Leave out the pictures, and copy exactly the lines from the line with "Parse this screenshot: output" through the last line of the data below.

> _STORED DATA_:
■ ■ ■ ■

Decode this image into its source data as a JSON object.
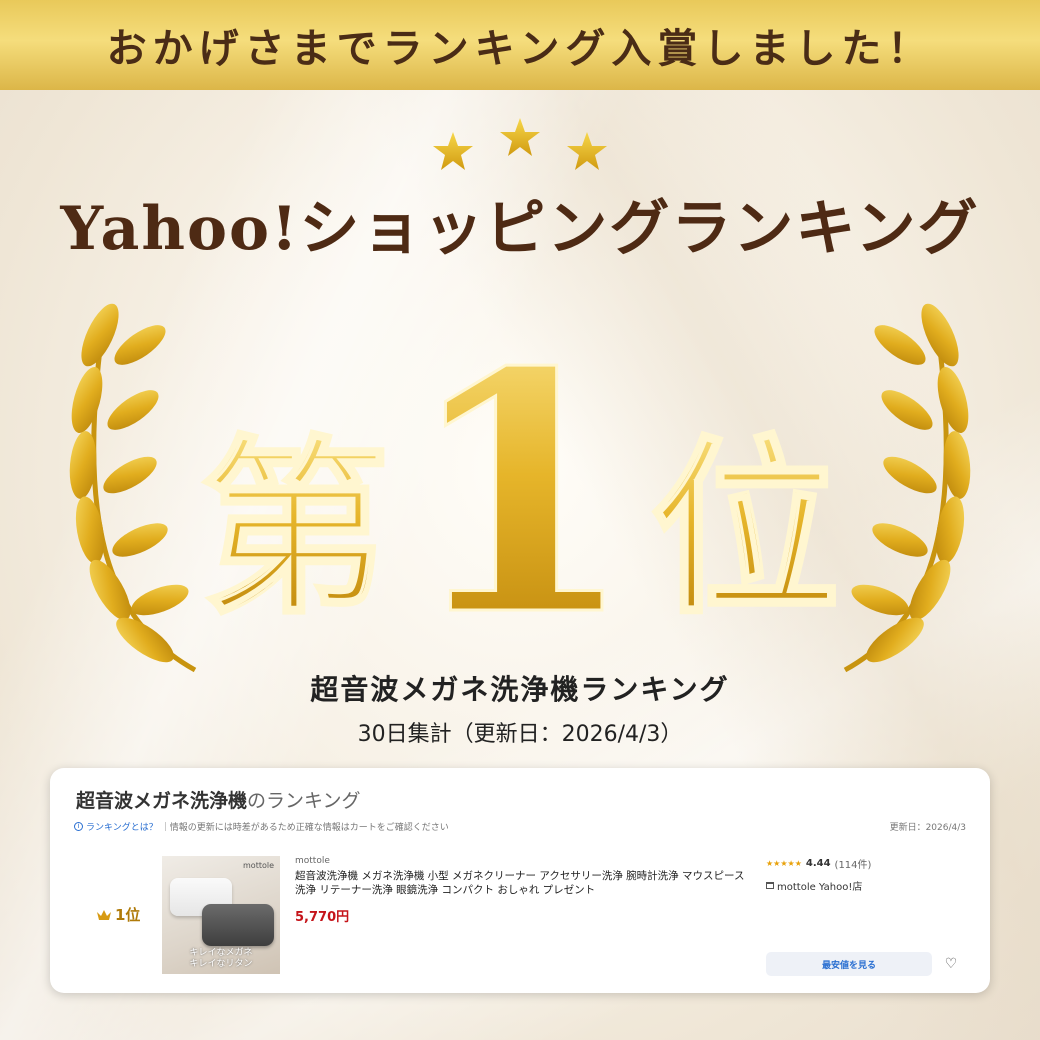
{
  "banner": {
    "text": "おかげさまでランキング入賞しました！"
  },
  "headline": "Yahoo!ショッピングランキング",
  "award": {
    "prefix": "第",
    "number": "1",
    "suffix": "位"
  },
  "ranking": {
    "title": "超音波メガネ洗浄機ランキング",
    "period": "30日集計（更新日：2026/4/3）"
  },
  "card": {
    "title_bold": "超音波メガネ洗浄機",
    "title_thin": "のランキング",
    "note_link": "ランキングとは？",
    "note_text": "｜情報の更新には時差があるため正確な情報はカートをご確認ください",
    "updated": "更新日：2026/4/3",
    "rank_label": "1位",
    "product": {
      "brand_on_image": "mottole",
      "image_caption_1": "キレイなメガネ",
      "image_caption_2": "キレイなリタン",
      "seller_small": "mottole",
      "title": "超音波洗浄機 メガネ洗浄機 小型 メガネクリーナー アクセサリー洗浄 腕時計洗浄 マウスピース洗浄 リテーナー洗浄 眼鏡洗浄 コンパクト おしゃれ プレゼント",
      "price": "5,770円",
      "rating_stars": "★★★★★",
      "rating_score": "4.44",
      "rating_count": "(114件)",
      "shop_name": "mottole Yahoo!店"
    },
    "lowest_button": "最安値を見る"
  },
  "icons": [
    "star-icon",
    "laurel-icon",
    "crown-icon",
    "info-icon",
    "store-icon",
    "heart-icon"
  ],
  "colors": {
    "gold": "#e2b62a",
    "brown": "#4e2a14",
    "price_red": "#c5141a",
    "link_blue": "#2a6fd1"
  }
}
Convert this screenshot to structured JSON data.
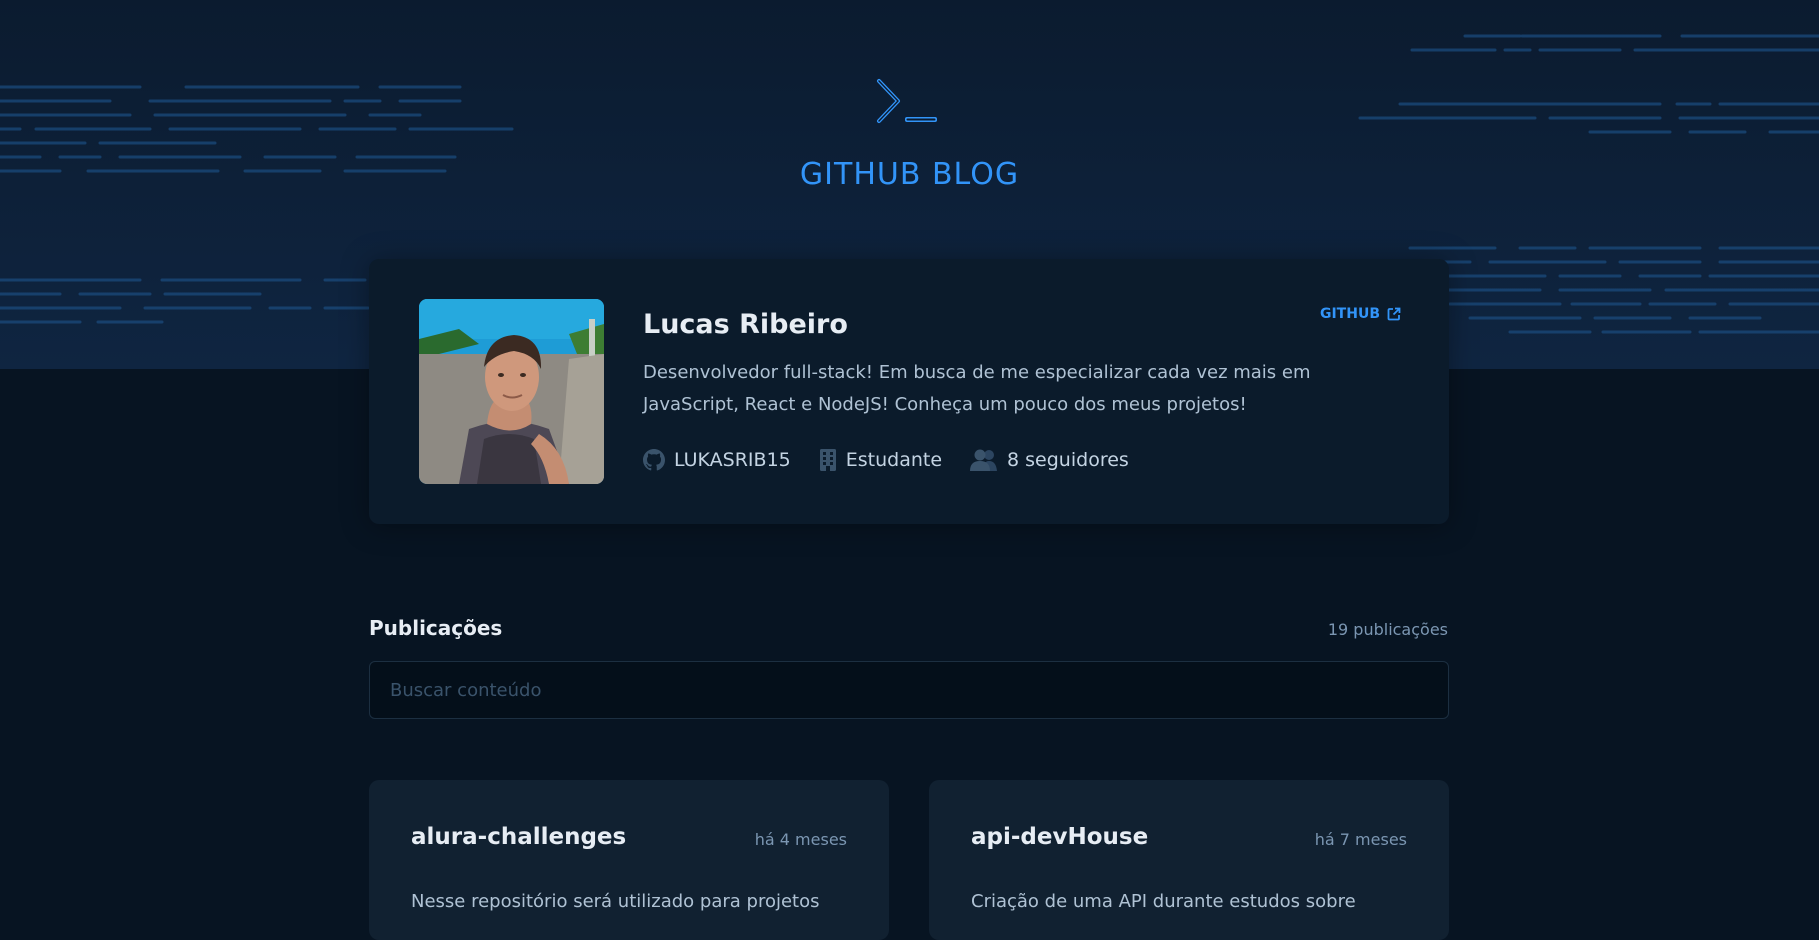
{
  "header": {
    "logo_icon": "terminal-prompt-icon",
    "title": "GITHUB BLOG",
    "accent_color": "#3294f8"
  },
  "profile": {
    "name": "Lucas Ribeiro",
    "github_label": "GITHUB",
    "github_icon": "external-link-icon",
    "bio": "Desenvolvedor full-stack! Em busca de me especializar cada vez mais em JavaScript, React e NodeJS! Conheça um pouco dos meus projetos!",
    "username": "LUKASRIB15",
    "company": "Estudante",
    "followers": "8 seguidores",
    "avatar_icon": "profile-photo"
  },
  "publications": {
    "title": "Publicações",
    "count": "19 publicações",
    "search_placeholder": "Buscar conteúdo"
  },
  "posts": [
    {
      "title": "alura-challenges",
      "date": "há 4 meses",
      "excerpt": "Nesse repositório será utilizado para projetos"
    },
    {
      "title": "api-devHouse",
      "date": "há 7 meses",
      "excerpt": "Criação de uma API durante estudos sobre"
    }
  ]
}
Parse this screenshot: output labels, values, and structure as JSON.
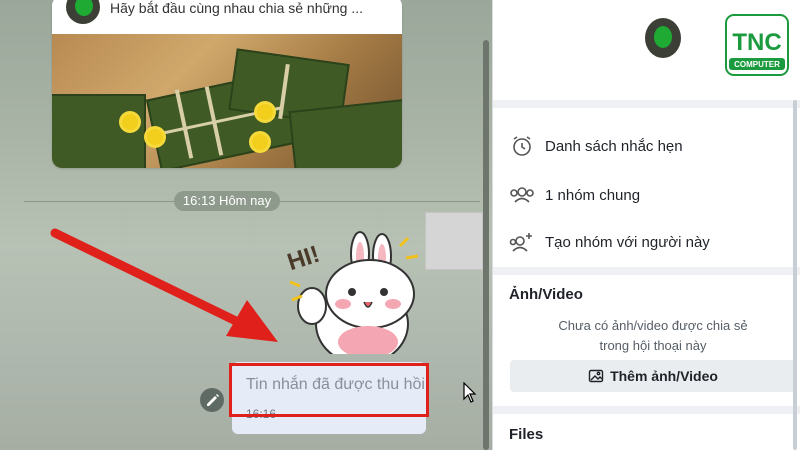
{
  "chat": {
    "card_text": "Hãy bắt đầu cùng nhau chia sẻ những ...",
    "time_divider": "16:13 Hôm nay",
    "sticker_text": "HI!",
    "recalled_message": "Tin nhắn đã được thu hồi",
    "recalled_time": "16:16"
  },
  "panel": {
    "logo_text": "TNC",
    "logo_sub": "COMPUTER",
    "menu": [
      {
        "label": "Danh sách nhắc hẹn",
        "icon": "alarm-clock-icon"
      },
      {
        "label": "1 nhóm chung",
        "icon": "group-icon"
      },
      {
        "label": "Tạo nhóm với người này",
        "icon": "add-group-icon"
      }
    ],
    "media_title": "Ảnh/Video",
    "media_empty_line1": "Chưa có ảnh/video được chia sẻ",
    "media_empty_line2": "trong hội thoại này",
    "add_media_label": "Thêm ảnh/Video",
    "files_title": "Files"
  },
  "colors": {
    "highlight_red": "#e0211b",
    "recall_bubble": "#e5ecf7",
    "logo_green": "#1b9a3e"
  }
}
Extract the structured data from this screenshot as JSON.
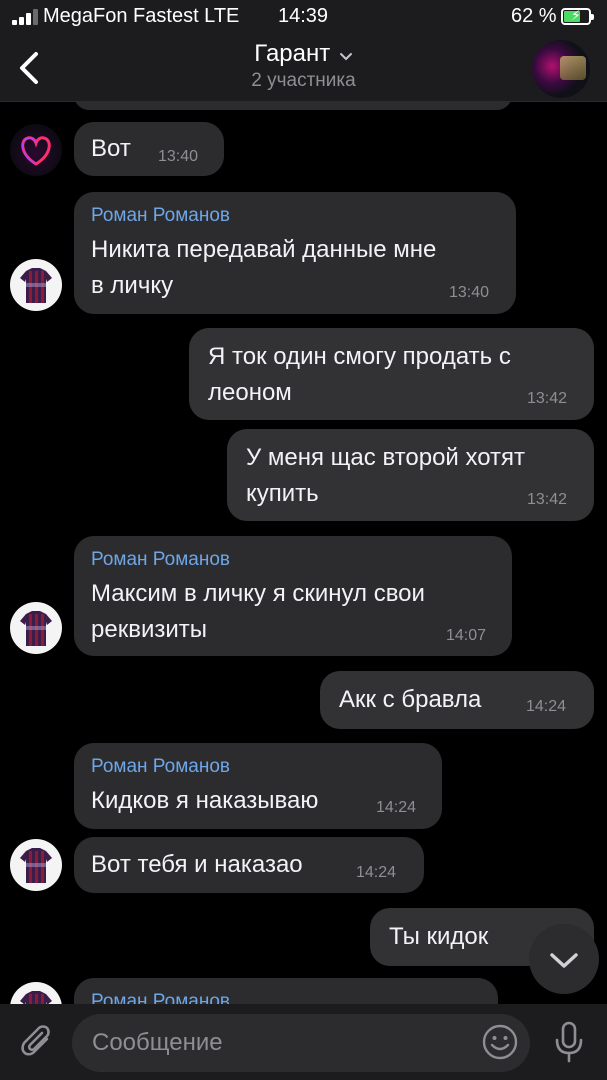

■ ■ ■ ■

> _RESPONSE BOX_:
Parse this screenshot: output labels, values, and structure as JSON.
{
  "chat": {
    "card_text": "Hãy bắt đầu cùng nhau chia sẻ những ...",
    "time_divider": "16:13 Hôm nay",
    "sticker_text": "HI!",
    "recalled_message": "Tin nhắn đã được thu hồi",
    "recalled_time": "16:16"
  },
  "panel": {
    "logo_text": "TNC",
    "logo_sub": "COMPUTER",
    "menu": [
      {
        "label": "Danh sách nhắc hẹn",
        "icon": "alarm-clock-icon"
      },
      {
        "label": "1 nhóm chung",
        "icon": "group-icon"
      },
      {
        "label": "Tạo nhóm với người này",
        "icon": "add-group-icon"
      }
    ],
    "media_title": "Ảnh/Video",
    "media_empty_line1": "Chưa có ảnh/video được chia sẻ",
    "media_empty_line2": "trong hội thoại này",
    "add_media_label": "Thêm ảnh/Video",
    "files_title": "Files"
  },
  "colors": {
    "highlight_red": "#e0211b",
    "recall_bubble": "#e5ecf7",
    "logo_green": "#1b9a3e"
  }
}
Extract the structured data from this screenshot as JSON.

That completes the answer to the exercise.